At its core, the film centers on Alice Hughes, a fictional character devised by director Steven Soderbergh, producer Gregory Jacobs, and the film's screenwriter Deborah Eisenberg. After coming up with the premise of the film, the press notes detail, Soderbergh reached out to Streep, with whom he had worked on The Laundromat, to play the lead character. After Streep agreed, Eisenberg (a short story author herself) was tasked with creating the backstory and further developing the characters.
"I described what we were going to do," Soderbergh says in HBO's press notes about his initial idea. "I suggested [to Deborah], 'Why don’t we just start talking and emailing back and forth? We'll just build this character by character and plot point by plot point and see how it goes." Beats and scenes were outlined, but no real script was put together, allowing for the cast to improvise their dialogue.

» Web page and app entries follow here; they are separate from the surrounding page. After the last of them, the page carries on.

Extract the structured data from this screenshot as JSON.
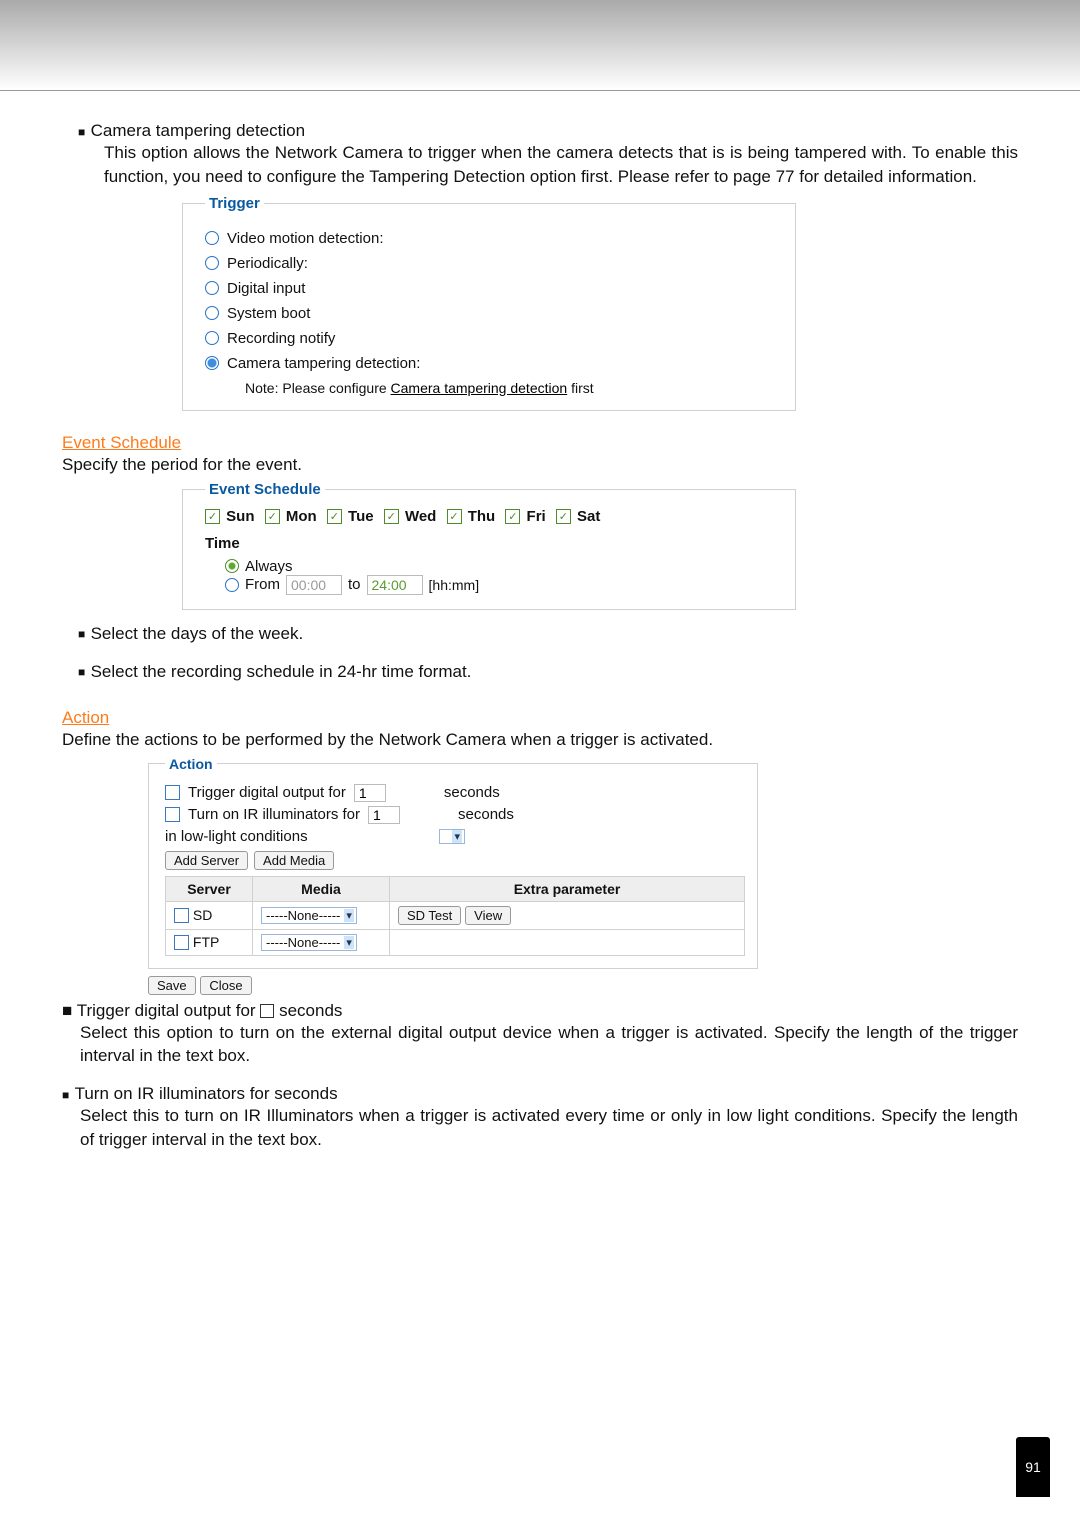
{
  "intro": {
    "title": "Camera tampering detection",
    "body": "This option allows the Network Camera to trigger when the camera detects that is is being tampered with. To enable this function, you need to configure the Tampering Detection option first. Please refer to page 77 for detailed information."
  },
  "trigger": {
    "legend": "Trigger",
    "options": {
      "video": "Video motion detection:",
      "periodically": "Periodically:",
      "digital_input": "Digital input",
      "system_boot": "System boot",
      "recording_notify": "Recording notify",
      "tampering": "Camera tampering detection:"
    },
    "note_prefix": "Note: Please configure ",
    "note_link": "Camera tampering detection",
    "note_suffix": " first"
  },
  "schedule": {
    "heading_link": "Event Schedule",
    "intro": "Specify the period for the event.",
    "legend": "Event Schedule",
    "days": [
      "Sun",
      "Mon",
      "Tue",
      "Wed",
      "Thu",
      "Fri",
      "Sat"
    ],
    "time_label": "Time",
    "always": "Always",
    "from_label": "From",
    "from_value": "00:00",
    "to_label": "to",
    "to_value": "24:00",
    "format_hint": "[hh:mm]",
    "bullets": {
      "days": "Select the days of the week.",
      "format": "Select the recording schedule in 24-hr time format."
    }
  },
  "action_section": {
    "heading_link": "Action",
    "intro": "Define the actions to be performed by the Network Camera when a trigger is activated.",
    "legend": "Action",
    "digital_out": {
      "label_pre": "Trigger digital output for",
      "value": "1",
      "label_post": "seconds"
    },
    "ir": {
      "label_pre": "Turn on IR illuminators for",
      "value": "1",
      "label_post": "seconds",
      "lowlight": "in low-light conditions"
    },
    "buttons": {
      "add_server": "Add Server",
      "add_media": "Add Media",
      "sd_test": "SD Test",
      "view": "View",
      "save": "Save",
      "close": "Close"
    },
    "table": {
      "headers": {
        "server": "Server",
        "media": "Media",
        "extra": "Extra parameter"
      },
      "rows": {
        "sd": "SD",
        "ftp": "FTP",
        "none_option": "-----None-----"
      }
    },
    "bullets": {
      "digital": {
        "title": "Trigger digital output for",
        "title_post": "seconds",
        "body": "Select this option to turn on the external digital output device when a trigger is activated. Specify the length of the trigger interval in the text box."
      },
      "ir": {
        "title": "Turn on IR illuminators for seconds",
        "body": "Select this to turn on IR Illuminators when a trigger is activated every time or only in low light conditions. Specify the length of trigger interval in the text box."
      }
    }
  },
  "page_number": "91"
}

Streep was then able to develop the character of Alice her own way as well. "Alice is a purist who feels undervalued, or maybe underestimated in the literary world. She is that tortured soul, the 'wannabe' intellectual, whose recognition in her field rises only as high as the middle brow," Streep shares in the press notes. "She has fans; she just wishes they were smarter. She is at a crossroads (or should I say, crossing of the ocean) of her life. She is receiving an important international award but at a fraught time... [however] Alice is filled with regrets, aspirations, half-hearted resolutions, undeniable passion and curiosity and love and resentments."
Streep added more insight when chatting with Entertainment Weekly. She calls Alice a rara avis, or "rare bird." "She's a really weird bird. A real intellectual, which I am not. People like that sort of intimidate me," Streep told the outlet. "So it's great fun to imagine what it'd be like to have those standards of thought, and those aspirations, and to have a poetic soul, which I think she did, and the selfishness of real, true artists. People that don't have kids and concerns that pull them into the real world. People that have been able to just live in the sort of miasma of their own imagination and anxieties and terrors. That’s her, and at this particular moment of her life, especially so. Her regrets and her desires to figure things out — it's stuff you can relate to after 70, certainly, if you're lucky enough to get there."